Erebidae » Arctiinae
This is a wonderfully bright coloured day-flying moth which I came across on a walk along my local canal. It is quite an unmistakable species with creamy-white and yellowish spots on a black iridescent forewing. The hindwings are reddish with black spots, but other rare forms have yellow hindwings. The forewing pattern is variable. Wingspan 45 to 55mm. Similar to the Cream-spot Tiger (Arctia villica).
The adult flies June to July. Found in damp places such a fens, marshes, around pools, river banks, and on cliffs near the sea. A locally common species in southern and central England and southern Wales.
I found this distinctive caterpillar feeding on Common Comfrey (Symphytum officinale) on a walk along a local woodland margin. This is quite a bright and colourful caterpillar with a black body, and with a wide creamy-yellow stripe running along the centre of its back and down either side of its body. It is 35mm long, covered in spiny tufts of short hair, and the head is shiny black.

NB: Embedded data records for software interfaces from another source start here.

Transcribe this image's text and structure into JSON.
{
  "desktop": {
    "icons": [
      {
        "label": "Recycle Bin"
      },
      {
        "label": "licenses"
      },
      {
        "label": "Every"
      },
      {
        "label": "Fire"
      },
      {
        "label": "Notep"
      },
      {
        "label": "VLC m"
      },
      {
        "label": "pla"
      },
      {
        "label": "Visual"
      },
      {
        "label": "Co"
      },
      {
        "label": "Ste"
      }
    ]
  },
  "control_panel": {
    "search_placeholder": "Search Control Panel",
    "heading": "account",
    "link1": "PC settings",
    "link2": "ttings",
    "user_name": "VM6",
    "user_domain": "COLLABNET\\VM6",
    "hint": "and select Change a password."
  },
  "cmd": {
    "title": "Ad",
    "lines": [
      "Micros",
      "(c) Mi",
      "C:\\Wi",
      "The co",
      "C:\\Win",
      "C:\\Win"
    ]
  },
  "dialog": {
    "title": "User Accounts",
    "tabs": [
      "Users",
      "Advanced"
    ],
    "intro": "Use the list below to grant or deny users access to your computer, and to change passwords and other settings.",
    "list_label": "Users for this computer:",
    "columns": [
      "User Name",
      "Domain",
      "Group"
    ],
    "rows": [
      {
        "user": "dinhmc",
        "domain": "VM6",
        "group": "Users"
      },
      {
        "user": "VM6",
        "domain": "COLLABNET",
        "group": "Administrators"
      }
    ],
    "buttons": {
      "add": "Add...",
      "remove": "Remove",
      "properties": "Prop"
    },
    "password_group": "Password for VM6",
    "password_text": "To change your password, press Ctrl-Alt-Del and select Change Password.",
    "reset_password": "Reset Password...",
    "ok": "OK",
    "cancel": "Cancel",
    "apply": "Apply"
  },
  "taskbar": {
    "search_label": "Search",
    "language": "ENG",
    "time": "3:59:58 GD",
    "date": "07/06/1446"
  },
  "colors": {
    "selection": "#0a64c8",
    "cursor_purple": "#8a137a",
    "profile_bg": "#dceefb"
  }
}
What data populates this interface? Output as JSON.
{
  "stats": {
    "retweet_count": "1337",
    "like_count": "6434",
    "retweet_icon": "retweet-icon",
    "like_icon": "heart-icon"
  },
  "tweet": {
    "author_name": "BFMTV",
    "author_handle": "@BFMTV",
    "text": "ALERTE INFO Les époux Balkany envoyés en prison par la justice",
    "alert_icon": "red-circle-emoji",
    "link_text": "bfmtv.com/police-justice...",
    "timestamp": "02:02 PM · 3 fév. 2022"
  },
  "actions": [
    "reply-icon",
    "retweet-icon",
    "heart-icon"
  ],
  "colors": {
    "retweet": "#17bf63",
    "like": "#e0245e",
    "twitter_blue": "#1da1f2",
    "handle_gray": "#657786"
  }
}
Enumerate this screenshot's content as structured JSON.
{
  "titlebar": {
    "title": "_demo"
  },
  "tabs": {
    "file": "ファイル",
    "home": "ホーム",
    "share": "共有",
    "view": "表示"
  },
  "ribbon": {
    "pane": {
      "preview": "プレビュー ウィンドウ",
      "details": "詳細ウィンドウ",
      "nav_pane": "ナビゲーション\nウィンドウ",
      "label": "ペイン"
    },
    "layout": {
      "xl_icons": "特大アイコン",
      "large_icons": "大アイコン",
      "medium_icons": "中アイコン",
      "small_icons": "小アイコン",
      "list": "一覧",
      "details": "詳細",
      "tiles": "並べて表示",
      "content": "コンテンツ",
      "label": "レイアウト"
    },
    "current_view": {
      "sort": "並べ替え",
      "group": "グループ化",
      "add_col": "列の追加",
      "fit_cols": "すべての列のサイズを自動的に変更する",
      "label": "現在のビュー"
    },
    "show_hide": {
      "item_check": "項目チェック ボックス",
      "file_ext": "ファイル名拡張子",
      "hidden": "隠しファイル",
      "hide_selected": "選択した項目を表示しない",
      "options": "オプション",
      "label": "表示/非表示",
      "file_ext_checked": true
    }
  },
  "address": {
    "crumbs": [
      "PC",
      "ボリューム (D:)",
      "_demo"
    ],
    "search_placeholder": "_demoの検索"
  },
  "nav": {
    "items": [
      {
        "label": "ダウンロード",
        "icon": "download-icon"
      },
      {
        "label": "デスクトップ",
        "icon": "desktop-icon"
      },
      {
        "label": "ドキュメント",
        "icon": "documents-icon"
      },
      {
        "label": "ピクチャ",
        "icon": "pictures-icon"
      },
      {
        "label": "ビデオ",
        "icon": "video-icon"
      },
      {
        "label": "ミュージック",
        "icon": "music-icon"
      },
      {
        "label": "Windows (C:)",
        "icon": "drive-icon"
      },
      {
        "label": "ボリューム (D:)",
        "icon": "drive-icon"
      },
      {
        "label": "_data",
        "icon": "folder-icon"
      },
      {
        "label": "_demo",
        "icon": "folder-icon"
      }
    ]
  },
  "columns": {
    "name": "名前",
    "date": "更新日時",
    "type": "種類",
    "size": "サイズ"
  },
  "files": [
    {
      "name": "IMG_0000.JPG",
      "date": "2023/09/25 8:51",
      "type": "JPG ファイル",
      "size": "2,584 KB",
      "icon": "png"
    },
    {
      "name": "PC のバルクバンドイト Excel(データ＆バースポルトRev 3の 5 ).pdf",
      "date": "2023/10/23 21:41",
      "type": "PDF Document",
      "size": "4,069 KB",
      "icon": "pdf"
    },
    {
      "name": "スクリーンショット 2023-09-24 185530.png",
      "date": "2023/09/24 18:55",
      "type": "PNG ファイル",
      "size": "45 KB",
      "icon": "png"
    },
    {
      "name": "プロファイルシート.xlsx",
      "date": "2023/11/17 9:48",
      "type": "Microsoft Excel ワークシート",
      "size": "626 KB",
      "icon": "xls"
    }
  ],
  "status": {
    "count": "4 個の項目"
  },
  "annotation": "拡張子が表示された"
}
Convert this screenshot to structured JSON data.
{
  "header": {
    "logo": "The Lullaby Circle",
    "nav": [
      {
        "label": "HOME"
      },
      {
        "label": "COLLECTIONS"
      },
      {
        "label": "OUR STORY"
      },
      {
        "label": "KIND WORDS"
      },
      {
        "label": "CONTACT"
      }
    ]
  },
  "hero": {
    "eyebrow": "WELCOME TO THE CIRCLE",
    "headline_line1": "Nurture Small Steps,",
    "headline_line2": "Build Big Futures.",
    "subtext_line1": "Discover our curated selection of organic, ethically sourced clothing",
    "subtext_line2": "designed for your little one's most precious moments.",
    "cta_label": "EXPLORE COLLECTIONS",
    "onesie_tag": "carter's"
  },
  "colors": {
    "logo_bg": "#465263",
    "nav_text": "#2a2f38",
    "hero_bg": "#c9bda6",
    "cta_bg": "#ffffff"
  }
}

The Scarlet Tiger overwinters as a larva, and can be seen quite openly feeding by day mainly in early spring in bright sunshine. It feeds on a wide range of herbaceous plants, including Common Nettle, Bramble and especially associated with Common Comfrey (Symphytum officinale).
Adult photographs taken in July 2013, on local canal, and larva in May 2012, on a local woodland margin, Staffordshire, England.